#### [EXERCISE BRIEF]
Wherever the word "JSON" appears in a line of the data, that line should be copied.

#### [Entries from a dataset of interfaces]
====

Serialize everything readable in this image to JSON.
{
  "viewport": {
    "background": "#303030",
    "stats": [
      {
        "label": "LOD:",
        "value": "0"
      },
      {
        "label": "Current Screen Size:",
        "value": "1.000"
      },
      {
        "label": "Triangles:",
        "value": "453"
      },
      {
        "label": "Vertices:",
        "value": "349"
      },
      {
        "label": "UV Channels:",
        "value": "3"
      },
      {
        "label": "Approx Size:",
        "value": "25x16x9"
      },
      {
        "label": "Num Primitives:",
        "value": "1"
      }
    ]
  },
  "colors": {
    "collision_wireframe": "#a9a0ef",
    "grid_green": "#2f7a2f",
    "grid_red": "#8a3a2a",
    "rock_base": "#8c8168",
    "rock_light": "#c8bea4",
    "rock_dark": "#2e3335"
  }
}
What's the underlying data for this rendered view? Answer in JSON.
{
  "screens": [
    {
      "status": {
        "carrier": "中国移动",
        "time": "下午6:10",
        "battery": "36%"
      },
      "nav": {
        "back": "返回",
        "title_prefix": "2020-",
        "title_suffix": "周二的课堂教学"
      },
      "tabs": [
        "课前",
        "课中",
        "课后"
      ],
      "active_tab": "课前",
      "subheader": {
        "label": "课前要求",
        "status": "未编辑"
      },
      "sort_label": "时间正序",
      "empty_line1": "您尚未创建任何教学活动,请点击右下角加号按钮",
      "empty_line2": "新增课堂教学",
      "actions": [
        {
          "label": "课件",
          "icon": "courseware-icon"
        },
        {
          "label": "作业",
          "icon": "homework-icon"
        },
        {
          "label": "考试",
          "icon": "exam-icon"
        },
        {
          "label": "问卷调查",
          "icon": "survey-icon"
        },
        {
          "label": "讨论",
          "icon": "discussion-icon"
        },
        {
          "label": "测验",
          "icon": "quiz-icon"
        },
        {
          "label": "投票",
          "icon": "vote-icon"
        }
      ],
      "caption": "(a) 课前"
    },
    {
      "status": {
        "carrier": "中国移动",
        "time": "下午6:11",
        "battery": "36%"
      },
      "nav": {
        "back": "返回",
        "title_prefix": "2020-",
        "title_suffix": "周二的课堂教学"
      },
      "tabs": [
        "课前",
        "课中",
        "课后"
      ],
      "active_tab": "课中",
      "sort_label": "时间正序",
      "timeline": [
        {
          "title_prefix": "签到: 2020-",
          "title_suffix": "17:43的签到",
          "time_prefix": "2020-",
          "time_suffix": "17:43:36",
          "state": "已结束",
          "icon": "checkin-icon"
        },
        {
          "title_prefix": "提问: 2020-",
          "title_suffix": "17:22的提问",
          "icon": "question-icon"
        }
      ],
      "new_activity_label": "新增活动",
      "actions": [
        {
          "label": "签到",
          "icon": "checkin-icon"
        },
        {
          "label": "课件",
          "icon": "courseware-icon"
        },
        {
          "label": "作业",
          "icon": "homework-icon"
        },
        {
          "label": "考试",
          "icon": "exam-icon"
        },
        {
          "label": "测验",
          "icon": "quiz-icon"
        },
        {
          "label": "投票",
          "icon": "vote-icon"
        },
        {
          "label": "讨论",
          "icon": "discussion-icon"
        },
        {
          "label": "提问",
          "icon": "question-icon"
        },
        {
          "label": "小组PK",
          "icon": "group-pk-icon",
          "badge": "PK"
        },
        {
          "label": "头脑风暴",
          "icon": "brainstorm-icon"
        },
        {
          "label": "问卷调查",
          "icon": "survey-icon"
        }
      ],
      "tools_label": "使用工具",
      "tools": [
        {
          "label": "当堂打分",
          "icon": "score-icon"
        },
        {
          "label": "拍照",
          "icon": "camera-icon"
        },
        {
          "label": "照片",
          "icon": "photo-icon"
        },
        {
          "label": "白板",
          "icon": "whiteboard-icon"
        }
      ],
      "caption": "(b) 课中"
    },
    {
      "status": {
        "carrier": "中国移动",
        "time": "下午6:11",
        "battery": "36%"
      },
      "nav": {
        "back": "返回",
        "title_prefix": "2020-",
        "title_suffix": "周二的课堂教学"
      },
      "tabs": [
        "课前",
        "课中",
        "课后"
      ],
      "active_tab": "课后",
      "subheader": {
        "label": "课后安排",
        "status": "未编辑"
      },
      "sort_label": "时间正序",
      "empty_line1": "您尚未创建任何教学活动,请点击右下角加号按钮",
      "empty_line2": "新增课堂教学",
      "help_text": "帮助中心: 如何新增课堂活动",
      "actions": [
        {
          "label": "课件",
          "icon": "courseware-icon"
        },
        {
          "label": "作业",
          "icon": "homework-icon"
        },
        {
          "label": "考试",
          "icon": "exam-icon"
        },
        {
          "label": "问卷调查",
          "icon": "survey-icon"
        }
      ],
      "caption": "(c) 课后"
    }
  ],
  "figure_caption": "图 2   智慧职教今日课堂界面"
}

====

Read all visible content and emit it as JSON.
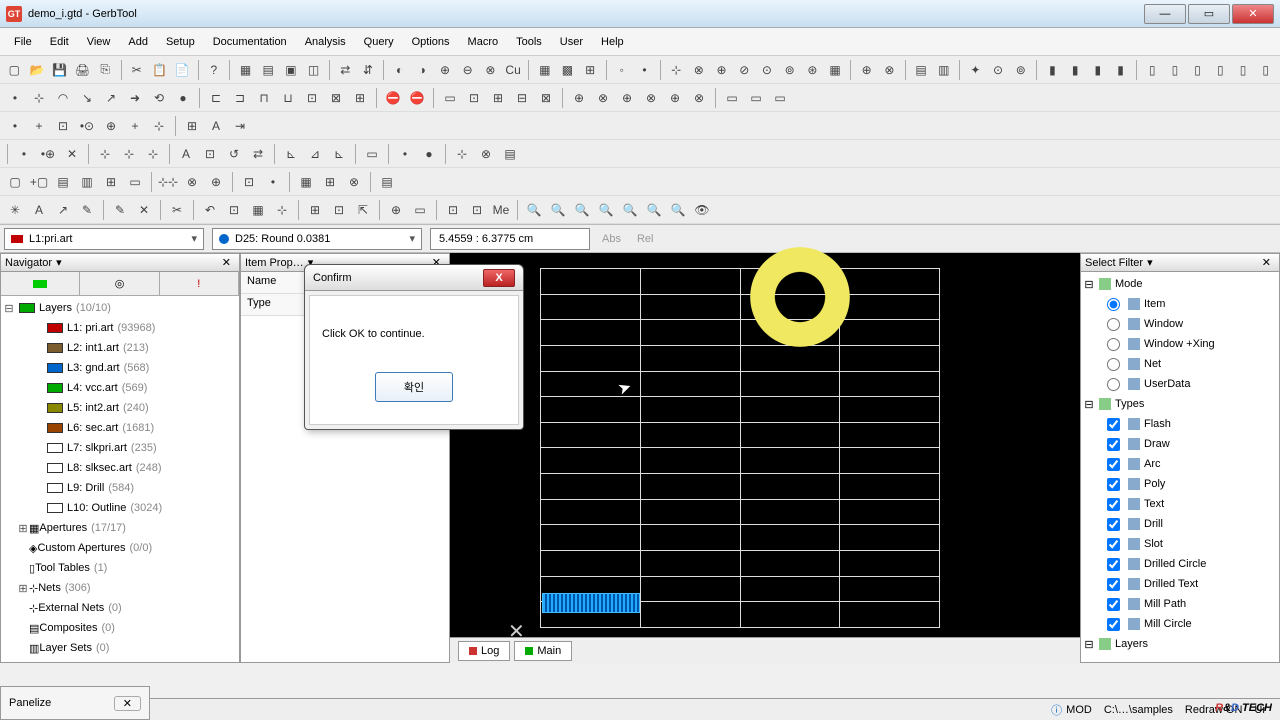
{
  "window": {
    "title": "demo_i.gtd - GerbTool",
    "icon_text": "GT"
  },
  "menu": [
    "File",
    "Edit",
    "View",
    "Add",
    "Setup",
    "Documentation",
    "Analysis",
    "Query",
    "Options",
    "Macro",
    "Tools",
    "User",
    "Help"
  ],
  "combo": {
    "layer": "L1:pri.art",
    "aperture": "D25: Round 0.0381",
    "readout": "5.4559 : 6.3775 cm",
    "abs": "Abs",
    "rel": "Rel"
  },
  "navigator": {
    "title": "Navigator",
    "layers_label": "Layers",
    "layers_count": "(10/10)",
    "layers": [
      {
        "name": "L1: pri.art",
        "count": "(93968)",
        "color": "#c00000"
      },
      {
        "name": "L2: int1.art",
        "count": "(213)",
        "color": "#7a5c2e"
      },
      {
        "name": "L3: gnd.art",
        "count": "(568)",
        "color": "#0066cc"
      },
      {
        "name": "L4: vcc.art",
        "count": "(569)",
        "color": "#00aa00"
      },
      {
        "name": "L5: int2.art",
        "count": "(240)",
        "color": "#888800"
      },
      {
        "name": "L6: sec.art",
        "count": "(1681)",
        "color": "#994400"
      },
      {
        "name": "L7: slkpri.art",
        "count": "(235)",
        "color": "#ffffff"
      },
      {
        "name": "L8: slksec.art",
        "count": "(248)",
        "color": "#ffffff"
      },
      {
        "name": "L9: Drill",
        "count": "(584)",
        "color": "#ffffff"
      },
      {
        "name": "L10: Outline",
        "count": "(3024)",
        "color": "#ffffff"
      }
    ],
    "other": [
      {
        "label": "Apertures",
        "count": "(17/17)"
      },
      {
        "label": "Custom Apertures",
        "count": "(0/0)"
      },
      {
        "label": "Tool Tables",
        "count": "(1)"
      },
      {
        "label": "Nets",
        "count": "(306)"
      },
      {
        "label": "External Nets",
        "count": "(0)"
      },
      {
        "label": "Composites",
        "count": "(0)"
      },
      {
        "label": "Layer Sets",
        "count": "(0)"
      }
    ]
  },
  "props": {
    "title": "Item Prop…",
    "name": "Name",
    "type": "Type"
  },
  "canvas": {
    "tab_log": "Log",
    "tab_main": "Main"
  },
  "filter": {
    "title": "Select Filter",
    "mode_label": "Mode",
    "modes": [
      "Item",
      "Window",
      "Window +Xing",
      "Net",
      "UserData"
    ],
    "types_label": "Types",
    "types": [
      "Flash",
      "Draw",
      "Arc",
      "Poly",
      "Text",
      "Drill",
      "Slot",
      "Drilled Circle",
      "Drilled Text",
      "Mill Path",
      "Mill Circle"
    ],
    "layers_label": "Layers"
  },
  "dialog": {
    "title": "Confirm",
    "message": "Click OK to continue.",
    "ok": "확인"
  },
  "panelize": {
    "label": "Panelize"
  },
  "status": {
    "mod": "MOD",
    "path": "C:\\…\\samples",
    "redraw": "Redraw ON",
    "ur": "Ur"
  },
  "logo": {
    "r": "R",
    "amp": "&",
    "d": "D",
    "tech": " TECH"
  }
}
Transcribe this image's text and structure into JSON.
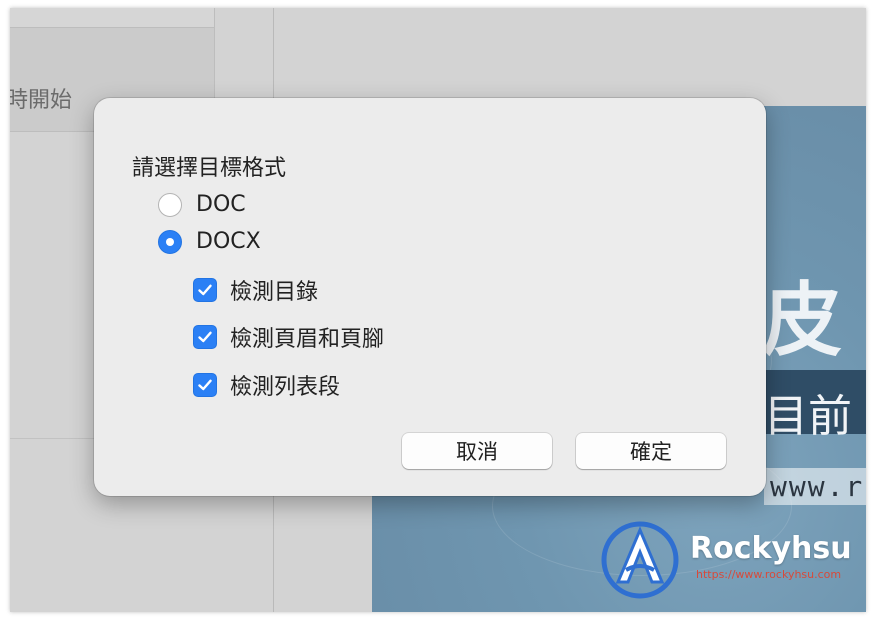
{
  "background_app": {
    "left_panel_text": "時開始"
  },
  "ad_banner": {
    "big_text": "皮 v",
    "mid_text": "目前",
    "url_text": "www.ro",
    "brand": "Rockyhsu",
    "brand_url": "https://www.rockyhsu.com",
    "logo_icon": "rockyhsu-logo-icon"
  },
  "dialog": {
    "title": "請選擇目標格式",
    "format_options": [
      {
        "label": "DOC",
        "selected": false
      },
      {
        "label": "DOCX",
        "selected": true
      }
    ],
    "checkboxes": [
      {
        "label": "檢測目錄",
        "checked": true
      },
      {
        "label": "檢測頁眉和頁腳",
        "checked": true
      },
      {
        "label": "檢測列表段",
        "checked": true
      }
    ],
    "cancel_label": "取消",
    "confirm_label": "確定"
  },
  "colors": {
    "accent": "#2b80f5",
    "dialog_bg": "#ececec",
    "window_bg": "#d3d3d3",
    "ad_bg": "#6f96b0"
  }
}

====

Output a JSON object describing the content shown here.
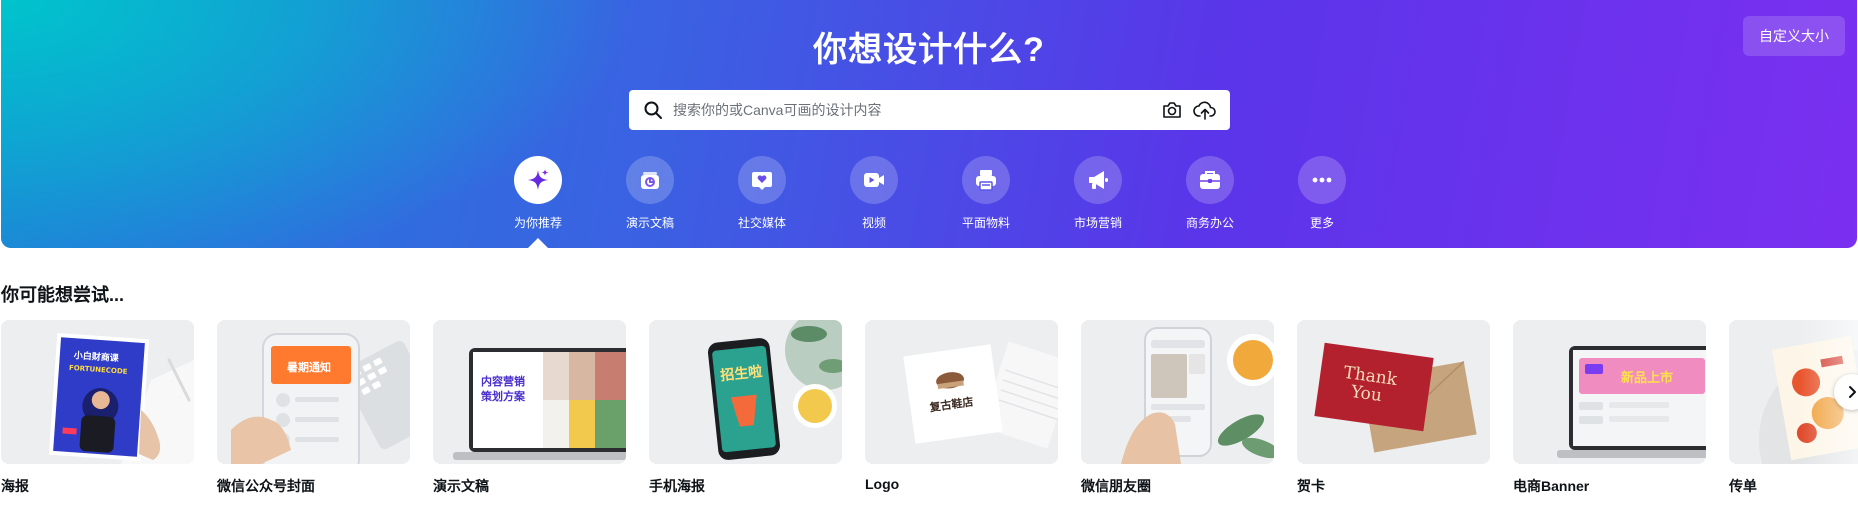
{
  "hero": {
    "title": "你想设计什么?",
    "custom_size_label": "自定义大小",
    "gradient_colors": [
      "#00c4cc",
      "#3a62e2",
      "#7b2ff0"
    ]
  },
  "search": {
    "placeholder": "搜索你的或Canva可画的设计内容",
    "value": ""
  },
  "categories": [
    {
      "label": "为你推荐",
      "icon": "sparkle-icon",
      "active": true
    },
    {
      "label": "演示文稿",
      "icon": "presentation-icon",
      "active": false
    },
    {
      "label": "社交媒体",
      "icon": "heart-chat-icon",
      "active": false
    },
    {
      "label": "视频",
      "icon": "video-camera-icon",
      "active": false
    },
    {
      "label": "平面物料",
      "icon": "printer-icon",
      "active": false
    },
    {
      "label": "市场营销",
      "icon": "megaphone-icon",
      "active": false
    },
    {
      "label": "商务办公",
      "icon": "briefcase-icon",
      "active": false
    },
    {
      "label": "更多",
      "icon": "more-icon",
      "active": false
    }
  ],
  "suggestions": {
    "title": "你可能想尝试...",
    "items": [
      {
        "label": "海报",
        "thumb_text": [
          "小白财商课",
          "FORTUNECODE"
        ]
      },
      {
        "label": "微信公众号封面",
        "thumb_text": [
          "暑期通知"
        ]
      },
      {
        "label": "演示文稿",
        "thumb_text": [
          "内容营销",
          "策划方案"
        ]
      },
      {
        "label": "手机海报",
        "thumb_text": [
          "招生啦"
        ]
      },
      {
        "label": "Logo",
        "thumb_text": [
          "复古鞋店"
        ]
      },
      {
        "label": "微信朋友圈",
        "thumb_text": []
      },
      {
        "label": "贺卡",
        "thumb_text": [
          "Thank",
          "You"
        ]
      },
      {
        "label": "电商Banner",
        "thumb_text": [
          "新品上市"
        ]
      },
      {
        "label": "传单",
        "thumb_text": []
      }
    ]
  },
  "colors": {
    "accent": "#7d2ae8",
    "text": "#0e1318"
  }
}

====

#### [OUTPUT FOR THIS TASK]
Serialize everything readable in this image to JSON.
What's the underlying data for this rendered view? Answer in JSON.
Read all visible content and emit it as JSON.
Transcribe this image's text and structure into JSON.
Output a JSON object describing the content shown here.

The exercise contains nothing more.